Deregulating desire value payday loan providers record dates back further than that whenever considering usury legislation – those regulations that put restrictions on focus that have been billed. In 1978, a Supreme Court ruling really removed the usury hats. “Banks payday loans VT arrived to says with top prices. The effect might the deregulation of great interest, and together with it, the most significant space between what well-off everyone shell out and the particular bad pay,” Martin claimed.
Martin characterized two who’d a few financial loans and had been having difficulty paying book from all of them. “It begin with these people needing $100. They composed a on the bank for $120 that has been out dated to the then paycheck.
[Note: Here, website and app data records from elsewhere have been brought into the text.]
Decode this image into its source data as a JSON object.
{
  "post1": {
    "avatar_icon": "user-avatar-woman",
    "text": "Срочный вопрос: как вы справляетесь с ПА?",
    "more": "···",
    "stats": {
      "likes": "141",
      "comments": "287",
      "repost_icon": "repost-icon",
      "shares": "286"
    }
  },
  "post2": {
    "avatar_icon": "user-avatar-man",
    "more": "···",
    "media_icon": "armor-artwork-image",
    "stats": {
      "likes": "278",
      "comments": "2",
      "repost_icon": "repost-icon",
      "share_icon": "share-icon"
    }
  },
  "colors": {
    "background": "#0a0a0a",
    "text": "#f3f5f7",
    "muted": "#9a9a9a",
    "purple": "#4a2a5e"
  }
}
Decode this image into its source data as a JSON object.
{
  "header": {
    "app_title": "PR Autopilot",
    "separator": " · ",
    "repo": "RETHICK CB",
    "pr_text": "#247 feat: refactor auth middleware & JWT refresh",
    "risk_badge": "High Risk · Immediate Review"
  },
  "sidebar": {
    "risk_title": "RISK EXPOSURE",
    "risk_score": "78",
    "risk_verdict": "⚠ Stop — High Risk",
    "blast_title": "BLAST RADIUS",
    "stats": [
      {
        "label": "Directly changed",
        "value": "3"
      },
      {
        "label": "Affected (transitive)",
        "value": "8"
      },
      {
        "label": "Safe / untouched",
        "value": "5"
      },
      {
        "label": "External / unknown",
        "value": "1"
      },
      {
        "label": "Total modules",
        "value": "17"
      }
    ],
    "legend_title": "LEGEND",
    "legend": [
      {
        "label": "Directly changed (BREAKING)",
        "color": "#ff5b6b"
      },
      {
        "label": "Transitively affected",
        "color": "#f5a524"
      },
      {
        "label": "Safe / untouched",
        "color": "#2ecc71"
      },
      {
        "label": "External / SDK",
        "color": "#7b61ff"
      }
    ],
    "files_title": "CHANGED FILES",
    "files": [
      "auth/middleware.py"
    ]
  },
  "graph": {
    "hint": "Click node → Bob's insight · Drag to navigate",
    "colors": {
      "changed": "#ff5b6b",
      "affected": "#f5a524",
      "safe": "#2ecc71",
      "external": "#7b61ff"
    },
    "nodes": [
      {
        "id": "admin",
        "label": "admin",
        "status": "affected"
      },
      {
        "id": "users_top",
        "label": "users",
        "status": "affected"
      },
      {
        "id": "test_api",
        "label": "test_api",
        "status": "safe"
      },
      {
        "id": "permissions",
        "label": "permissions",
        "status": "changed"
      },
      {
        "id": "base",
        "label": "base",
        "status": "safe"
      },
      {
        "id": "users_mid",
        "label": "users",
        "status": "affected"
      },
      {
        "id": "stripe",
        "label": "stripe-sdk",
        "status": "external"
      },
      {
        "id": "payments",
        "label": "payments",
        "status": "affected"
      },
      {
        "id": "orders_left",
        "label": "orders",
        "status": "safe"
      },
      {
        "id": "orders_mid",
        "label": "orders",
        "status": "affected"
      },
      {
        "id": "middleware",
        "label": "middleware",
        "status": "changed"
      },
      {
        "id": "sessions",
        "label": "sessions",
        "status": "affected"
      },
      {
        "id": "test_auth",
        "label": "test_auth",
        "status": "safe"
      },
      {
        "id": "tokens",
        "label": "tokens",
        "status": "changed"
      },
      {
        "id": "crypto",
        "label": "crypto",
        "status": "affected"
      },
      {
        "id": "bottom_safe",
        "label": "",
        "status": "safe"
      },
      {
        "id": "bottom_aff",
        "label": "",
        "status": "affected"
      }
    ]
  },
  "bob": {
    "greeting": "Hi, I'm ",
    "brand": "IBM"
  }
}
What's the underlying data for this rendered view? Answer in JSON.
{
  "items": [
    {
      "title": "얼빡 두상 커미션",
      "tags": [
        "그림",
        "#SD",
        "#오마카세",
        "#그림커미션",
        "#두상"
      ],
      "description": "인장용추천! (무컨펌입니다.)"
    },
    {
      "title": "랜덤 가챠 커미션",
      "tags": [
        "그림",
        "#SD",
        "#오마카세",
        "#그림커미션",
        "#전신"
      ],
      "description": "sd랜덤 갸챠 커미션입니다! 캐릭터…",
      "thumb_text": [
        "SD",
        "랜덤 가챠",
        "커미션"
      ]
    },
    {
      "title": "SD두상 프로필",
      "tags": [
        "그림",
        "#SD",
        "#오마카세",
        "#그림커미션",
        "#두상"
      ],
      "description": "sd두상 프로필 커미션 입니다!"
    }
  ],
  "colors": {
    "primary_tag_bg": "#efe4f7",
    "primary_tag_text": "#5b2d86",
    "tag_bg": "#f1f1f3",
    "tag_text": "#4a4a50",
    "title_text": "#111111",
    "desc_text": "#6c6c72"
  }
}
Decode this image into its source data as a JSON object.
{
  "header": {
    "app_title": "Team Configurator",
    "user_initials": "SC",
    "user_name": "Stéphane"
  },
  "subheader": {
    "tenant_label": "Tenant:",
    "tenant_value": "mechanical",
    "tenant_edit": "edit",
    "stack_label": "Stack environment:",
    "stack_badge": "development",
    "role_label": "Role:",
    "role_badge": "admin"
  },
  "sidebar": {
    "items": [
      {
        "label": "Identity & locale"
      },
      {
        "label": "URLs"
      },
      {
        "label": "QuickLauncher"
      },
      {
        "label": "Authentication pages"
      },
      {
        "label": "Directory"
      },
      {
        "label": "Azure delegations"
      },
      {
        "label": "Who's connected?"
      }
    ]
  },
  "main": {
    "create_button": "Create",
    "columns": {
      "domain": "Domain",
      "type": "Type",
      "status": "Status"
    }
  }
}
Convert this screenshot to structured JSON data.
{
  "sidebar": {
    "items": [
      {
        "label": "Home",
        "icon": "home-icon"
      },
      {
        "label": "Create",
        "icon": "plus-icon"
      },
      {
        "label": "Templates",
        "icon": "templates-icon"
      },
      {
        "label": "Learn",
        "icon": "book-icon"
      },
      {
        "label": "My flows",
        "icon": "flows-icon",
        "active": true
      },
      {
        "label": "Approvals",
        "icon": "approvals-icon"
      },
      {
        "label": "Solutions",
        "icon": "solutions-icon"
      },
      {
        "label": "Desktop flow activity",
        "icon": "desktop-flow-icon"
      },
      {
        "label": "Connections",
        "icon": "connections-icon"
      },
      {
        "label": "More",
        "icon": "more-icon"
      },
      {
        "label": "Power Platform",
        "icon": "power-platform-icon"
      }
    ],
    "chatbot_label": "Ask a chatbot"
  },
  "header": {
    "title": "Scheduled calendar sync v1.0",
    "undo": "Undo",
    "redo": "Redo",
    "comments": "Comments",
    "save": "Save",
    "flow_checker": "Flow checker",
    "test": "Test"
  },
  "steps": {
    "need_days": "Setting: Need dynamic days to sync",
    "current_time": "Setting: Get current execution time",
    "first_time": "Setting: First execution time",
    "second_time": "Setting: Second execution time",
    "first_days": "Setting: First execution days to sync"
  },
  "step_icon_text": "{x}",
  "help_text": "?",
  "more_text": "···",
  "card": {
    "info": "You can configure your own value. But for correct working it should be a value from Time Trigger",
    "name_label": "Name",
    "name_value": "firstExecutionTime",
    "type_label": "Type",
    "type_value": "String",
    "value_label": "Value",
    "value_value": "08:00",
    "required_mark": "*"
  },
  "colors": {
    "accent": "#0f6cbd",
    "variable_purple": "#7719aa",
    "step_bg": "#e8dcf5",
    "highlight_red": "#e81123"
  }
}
The test would-have-been cashed on pay check, but since the two still couldn’t manage to manage it, they has gone in and paid the $20 of interest, but paid anything regarding the standard. As time passes, they put as much as 400 percent attention every year,” she explained.
Most of us exactly who make use of these credit companies become “consumers from the edge,” based on Martin. “They are actually individuals that can’t be able to create knocked
Formerly, people in the military were likewise patients of predatory lending, but because 2007, loan providers cannot fee serviceman significantly more than 36 percent desire.
Creditors victimize the working poor female along with using poor years 25 to 35 are considered the common demographic of this normal pay day loan client. “nevertheless these funding utilized by folks of every age group, with the normal amount borrowed are $100 to $300. it is simple receive the money, without having underwriting involved. it is additionally easy to obtain sucked around,” Martin believed.
Pay check and concept financing tactics is definitely directed toward minorities in addition to the doing work inadequate, she mentioned. While the income earned through lenders does not stay in brand new Mexico. “The financial institutions originate out-of-state and that’s where in actuality the dollars happens,” Martin explained.
In 2009-10, Martin done an experimental analysis of applicants outside payday loan online places for a rules examine document. It actually was this article which was reported by way of the unique Mexico county great the courtroom.
Consumers happen to be uneducated about interest rates “We viewed the papers people signed and questioned them if they comprehended just what it meant. Seventy-five per cent of this individuals couldn’t really know what the interest rate for the money was actually. People that browse the interest throughout the page thought it actually was a typo or a mistake,” Martin claimed. “We realized we had to allow for everyone know very well what is occurring.”
Martin communicated with a former staff of one from the financing organizations. “They had been informed to tell men and women they are best off using their income tax incentives at Walmart rather than repay their unique funding,” she said.
Fighting down the brand new Mexico lawyer simple, throughout the market Protection unit, took on the present circumstances on behalf of people, because a $100 loan shouldn’t costs $1,000 in over 12 months.
The Supreme courtroom held that a home loan with an interest rates of 1,147 % had been unenforceable. “The bank had to repay the owners all except the idea plus 15 % yearly,” she claimed.
However, the difficulty of high cost loaning in New Mexico carries on. Through the rules college clinic, simply viewing much situation; most with 500 % finance interest rates. “Students are generally asking using the superior Court circumstances to aid consumers/clients. In the end, the legislature will need to minimize desire on buyers financial products,” Martin claimed.